PI: Stephen Badylak
Title: Extracellular Matrix as a Therapy for Inflammatory Bowel Disease
Description: Clinical Problem: Inflammatory Bowel Disease (IBD) affects nearly 1.5 million Americans with approximately 70,000 new cases diagnosed each year. There are a number of forms of IBD most notably ulcerative colitis (UC) and Crohn’s disease, but the medical device therapy described in this work could also address proctitis, proctosigmoiditis, and rectal mucositis. UC is the initial research target that may or may not include the other forms of inflammatory disease in the colon. UC significantly increases the risk of developing colorectal cancer and negatively impacts quality of life. The etiology of UC is unknown but altered intestinal barrier function and production of cytotoxic effector molecules within the mucosal lining of the colon are known to play central roles in the development of UC. The proposed work would investigate and evaluate the ability of a hydrogel form of extracellular matrix (ECM) to restore structure and function of the mucosal lining of the colon in a preclinical UC model. These findings would represent an important contribution to required regulatory filings prior to human studies.
Objective: To determine whether ExtraCellular Matrix Hydrogel (ECMH) derived from porcine small intestinal submucosa can (1) mitigate the inflammatory effects in a UC animal model and (2) provide a scaffold for healing of damaged mucosal tissue in an animal model.

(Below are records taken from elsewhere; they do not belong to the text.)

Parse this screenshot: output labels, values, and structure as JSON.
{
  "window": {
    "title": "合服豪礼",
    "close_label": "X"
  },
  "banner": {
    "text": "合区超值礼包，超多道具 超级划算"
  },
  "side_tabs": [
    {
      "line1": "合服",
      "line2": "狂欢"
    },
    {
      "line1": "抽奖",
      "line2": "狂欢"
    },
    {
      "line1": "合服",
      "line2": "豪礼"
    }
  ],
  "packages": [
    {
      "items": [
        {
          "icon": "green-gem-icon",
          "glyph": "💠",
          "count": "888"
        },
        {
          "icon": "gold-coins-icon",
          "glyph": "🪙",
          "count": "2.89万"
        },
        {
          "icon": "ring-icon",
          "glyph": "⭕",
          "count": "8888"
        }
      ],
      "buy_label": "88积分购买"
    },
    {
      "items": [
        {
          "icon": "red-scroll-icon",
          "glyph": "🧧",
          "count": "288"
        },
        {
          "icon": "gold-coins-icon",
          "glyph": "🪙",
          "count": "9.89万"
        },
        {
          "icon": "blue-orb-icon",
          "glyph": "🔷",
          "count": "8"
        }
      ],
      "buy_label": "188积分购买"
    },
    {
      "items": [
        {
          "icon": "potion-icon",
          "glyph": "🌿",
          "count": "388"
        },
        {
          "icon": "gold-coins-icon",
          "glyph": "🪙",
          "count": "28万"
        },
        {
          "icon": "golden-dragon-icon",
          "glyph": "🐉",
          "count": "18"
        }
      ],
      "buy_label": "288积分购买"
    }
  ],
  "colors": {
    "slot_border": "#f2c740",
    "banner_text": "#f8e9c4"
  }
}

Hypothesis: Decellularized xenogeneic (porcine) ECMH delivered enterically via catheter to rats with experimentally induced ulcerative colitis will mitigate the severity and duration of the inflamed tissue in the colon and provide a scaffold for healing of damaged mucosal tissue.
- The research plan is designed to address the following questions:
- Can an ECMH product be consistently produced and characterized at lab scale?
- Can ECMH scaffold facilitate the colonic mucosa healing in a colitic rat model?
- What are the physical properties of ECMH?
- Does an ECMH scaffold potentially influence native cellular properties?
I. Study #1: To demonstrate the ability to successfully produce ECMH.
II. Study #2: To characterize the temporal host response and downstream remodeling outcomes following DSS-induced colitis with and without catheter-based ECMH treatment (enema) in a rat model.
III. Study #3: To characterize the ECM hydrogels.
IV. Study #4: To characterize the cellular response to ECMH in-vitro (after successful completion of Study #1-3).
Source: Asana Medical Inc.